Prof. Dr. Thomas SterlingProfessor, School of Informatics & Computing and Chief Scientist & Associate Director, CREST, Indiana University

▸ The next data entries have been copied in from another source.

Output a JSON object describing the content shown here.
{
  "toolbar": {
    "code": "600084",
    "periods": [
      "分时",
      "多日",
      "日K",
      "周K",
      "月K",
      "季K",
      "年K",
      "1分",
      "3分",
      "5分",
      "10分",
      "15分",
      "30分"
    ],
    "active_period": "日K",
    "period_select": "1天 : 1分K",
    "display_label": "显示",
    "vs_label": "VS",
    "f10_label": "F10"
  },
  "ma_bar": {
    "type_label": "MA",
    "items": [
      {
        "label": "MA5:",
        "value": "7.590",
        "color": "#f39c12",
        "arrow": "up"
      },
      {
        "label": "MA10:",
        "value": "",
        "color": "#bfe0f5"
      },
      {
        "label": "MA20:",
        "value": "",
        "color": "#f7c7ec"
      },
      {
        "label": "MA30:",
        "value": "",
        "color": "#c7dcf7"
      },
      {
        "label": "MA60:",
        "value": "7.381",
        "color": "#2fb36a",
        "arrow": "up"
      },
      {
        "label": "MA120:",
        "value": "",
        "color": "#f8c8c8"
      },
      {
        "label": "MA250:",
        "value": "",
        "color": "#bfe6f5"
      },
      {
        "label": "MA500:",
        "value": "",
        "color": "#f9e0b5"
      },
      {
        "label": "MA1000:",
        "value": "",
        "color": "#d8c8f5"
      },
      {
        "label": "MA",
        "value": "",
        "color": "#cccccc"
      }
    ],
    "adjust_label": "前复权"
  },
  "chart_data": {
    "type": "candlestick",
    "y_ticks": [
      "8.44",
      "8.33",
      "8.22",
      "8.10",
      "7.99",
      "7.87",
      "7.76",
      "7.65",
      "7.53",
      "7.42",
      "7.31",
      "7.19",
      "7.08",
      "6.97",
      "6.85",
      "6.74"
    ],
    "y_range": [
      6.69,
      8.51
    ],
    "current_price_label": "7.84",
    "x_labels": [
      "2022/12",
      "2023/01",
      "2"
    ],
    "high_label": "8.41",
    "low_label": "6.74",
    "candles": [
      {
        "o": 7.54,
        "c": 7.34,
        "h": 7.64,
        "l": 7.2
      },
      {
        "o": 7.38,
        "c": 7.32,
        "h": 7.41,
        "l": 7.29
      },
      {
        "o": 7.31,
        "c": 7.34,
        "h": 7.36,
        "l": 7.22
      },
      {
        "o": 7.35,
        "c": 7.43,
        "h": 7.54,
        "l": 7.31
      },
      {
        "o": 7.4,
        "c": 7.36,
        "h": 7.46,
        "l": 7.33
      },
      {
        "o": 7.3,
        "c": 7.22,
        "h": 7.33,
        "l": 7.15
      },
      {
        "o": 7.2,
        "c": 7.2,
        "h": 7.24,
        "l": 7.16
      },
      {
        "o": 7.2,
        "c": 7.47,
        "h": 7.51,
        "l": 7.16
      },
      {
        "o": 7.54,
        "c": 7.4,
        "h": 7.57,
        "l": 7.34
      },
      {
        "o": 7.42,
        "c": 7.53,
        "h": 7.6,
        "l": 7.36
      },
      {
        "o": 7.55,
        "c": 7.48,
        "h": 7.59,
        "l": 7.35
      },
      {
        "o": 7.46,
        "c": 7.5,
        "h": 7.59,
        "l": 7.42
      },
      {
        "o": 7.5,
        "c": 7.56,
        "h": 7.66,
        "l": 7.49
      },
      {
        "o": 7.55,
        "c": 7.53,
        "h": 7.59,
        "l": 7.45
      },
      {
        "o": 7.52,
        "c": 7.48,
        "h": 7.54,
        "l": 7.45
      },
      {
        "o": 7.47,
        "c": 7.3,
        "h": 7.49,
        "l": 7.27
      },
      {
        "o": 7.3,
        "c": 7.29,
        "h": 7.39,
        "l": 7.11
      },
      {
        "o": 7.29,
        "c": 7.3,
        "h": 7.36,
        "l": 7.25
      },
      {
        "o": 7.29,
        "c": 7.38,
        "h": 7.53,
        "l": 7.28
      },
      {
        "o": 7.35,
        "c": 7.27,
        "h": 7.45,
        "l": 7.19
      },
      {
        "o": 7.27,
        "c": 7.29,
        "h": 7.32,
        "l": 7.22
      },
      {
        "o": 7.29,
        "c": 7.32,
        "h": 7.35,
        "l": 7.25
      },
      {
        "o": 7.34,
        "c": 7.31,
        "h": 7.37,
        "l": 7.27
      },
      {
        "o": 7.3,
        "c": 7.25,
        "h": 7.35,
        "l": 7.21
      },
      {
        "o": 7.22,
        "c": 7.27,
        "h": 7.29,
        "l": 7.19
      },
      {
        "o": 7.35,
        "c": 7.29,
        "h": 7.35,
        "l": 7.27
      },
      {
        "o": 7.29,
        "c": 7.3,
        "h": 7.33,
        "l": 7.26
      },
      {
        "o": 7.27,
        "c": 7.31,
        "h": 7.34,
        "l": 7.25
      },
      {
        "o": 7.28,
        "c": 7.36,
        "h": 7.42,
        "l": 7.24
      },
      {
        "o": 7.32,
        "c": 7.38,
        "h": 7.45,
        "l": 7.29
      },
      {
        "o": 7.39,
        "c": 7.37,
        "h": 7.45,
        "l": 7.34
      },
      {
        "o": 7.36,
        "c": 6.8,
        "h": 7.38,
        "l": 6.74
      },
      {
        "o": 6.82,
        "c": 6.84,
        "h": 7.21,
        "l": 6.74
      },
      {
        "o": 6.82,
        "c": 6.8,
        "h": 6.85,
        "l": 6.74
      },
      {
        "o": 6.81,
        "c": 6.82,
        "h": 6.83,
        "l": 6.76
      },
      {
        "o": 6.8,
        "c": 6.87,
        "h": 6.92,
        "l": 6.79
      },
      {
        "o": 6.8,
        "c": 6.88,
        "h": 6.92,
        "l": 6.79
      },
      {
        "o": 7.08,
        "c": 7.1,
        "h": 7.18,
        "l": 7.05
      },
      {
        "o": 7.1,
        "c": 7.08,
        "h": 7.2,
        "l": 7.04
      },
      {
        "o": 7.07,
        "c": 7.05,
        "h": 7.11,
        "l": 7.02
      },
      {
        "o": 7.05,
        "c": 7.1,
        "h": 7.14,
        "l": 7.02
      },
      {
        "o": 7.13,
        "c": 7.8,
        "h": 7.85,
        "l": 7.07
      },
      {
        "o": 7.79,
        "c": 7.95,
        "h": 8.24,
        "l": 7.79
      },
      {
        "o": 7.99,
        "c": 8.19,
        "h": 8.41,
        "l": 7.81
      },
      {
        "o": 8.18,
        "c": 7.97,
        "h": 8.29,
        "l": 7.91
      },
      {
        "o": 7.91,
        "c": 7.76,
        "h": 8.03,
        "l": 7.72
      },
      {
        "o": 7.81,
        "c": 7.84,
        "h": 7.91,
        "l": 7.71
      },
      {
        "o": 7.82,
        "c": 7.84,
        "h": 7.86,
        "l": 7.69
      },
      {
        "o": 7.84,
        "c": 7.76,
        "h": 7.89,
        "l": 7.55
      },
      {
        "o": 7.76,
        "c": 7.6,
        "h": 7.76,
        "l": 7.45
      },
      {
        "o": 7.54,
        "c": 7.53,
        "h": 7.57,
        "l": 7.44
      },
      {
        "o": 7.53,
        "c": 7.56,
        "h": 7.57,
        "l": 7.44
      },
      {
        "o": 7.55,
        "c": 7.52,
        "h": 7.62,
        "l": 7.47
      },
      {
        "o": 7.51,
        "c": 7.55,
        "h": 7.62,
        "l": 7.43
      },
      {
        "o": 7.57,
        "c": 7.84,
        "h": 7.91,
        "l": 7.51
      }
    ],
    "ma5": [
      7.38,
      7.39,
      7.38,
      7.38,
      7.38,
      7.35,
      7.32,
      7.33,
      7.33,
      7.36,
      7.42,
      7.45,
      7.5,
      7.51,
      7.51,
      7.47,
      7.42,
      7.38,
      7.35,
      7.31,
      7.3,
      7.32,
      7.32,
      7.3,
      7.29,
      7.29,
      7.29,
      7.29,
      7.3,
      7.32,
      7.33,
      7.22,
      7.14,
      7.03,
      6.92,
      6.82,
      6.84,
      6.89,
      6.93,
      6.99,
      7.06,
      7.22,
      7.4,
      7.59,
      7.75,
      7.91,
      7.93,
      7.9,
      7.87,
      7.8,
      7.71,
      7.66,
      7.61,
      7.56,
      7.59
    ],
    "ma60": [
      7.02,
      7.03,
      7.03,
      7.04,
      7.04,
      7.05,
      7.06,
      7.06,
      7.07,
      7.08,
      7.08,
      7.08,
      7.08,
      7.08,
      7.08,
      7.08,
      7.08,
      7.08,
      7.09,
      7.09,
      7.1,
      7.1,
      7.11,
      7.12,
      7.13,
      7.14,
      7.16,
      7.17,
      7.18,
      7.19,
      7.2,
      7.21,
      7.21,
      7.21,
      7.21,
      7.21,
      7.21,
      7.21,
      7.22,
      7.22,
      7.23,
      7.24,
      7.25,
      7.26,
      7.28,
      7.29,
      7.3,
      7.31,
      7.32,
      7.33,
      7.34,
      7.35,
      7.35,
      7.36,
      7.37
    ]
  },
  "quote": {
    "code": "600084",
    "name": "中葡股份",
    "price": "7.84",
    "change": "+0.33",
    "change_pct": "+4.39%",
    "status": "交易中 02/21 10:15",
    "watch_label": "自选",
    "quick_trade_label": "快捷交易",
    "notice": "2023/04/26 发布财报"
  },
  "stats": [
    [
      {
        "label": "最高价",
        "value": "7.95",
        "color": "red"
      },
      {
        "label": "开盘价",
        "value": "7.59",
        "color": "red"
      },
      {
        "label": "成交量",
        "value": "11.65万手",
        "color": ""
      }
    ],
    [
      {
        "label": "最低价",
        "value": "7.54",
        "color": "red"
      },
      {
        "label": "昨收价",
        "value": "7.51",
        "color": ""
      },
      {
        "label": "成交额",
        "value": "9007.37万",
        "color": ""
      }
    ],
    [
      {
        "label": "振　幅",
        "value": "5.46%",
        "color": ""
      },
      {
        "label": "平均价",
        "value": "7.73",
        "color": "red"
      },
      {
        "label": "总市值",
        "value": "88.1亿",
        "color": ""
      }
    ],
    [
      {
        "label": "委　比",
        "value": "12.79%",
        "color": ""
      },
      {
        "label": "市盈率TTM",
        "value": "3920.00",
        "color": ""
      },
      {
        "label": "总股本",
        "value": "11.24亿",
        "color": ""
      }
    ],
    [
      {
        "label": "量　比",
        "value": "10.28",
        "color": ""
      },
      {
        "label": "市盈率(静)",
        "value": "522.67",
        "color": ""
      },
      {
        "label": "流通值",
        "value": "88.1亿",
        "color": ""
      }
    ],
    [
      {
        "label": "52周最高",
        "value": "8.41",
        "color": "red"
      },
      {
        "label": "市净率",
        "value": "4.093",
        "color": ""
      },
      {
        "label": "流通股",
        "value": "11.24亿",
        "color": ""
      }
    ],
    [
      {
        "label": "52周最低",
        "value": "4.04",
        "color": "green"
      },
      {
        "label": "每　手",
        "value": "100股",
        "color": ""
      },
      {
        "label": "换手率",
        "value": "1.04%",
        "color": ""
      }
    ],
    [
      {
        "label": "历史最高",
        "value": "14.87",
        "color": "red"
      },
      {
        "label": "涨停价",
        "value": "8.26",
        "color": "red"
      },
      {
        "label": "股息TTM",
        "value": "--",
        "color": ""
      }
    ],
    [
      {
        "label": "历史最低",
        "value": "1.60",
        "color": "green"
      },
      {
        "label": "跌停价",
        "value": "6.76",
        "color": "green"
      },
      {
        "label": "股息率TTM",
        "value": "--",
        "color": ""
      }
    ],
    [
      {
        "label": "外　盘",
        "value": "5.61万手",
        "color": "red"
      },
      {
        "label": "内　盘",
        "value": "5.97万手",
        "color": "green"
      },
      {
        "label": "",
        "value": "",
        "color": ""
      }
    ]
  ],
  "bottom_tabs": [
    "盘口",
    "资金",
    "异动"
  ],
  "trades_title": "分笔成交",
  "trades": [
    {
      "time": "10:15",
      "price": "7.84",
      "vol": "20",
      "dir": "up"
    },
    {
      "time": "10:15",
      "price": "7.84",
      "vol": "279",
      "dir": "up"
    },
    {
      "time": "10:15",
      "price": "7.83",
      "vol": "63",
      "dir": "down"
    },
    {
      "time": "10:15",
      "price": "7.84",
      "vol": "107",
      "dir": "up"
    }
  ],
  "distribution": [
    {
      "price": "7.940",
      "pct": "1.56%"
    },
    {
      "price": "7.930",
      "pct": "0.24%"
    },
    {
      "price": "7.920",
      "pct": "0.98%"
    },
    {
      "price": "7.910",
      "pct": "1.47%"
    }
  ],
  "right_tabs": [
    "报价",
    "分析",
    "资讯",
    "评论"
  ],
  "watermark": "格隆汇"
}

Dr. Thomas Sterling holds the position of Professor of Informatics and Computing at the Indiana University (IU) School of Informatics and Computing as well as serving as Chief Scientist and Associate Director of the PTI Center for Research in Extreme Scale Technologies (CREST). He also is an Adjunct Professor at the Louisiana State University (LSU) and CSRI Fellow at Sandia National Laboratories. Since receiving his Ph.D from MIT in 1984 as a Hertz Fellow Dr. Sterling has engaged in applied research in fields associated with parallel computing system structures, semantics, and operation in industry, government labs, and academia. Dr. Sterling is best known as the "father of Beowulf" for his pioneering research in commodity/Linux cluster computing. He was awarded the Gordon Bell Prize in 1997 with his collaborators for this work. He was the PI of the HTMT Project sponsored by NSF, DARPA, NSA, and NASA to explore advanced technologies and their implication for high-end system architectures. This three-year project involved a dozen institutions and 50 researchers to investigate superconducting logic, holographic storage, optical networks, and Processor-In-Memory components. Other research projects included the DARPA DIVA PIM architecture project with USC-ISI, the Cray Cascade Petaflops architecture project sponsored by the DARPA HPCS Program, and the Gilgamesh high-density computing project at NASA JPL. Thomas Sterling is currently engaged in research associated with the ParalleX advanced execution model for extreme scale computing. This work is to devise a new model of computation establishing the foundation principles to guide the co-design for the development of future generation Exascale computing systems by the end of this decade. His research has been conducted through several projects sponsored separately by DOE, NSA, DOD, NSF, DARPA, NASA and Microsoft. ParalleX is currently the conceptual centerpiece of the XPRESS project sponsored by DOE Office of Science X-stack program and has been demonstrated in proof-of-concept in the HPX runtime system software. Dr. Sterling is the co-author of six books and holds six patents.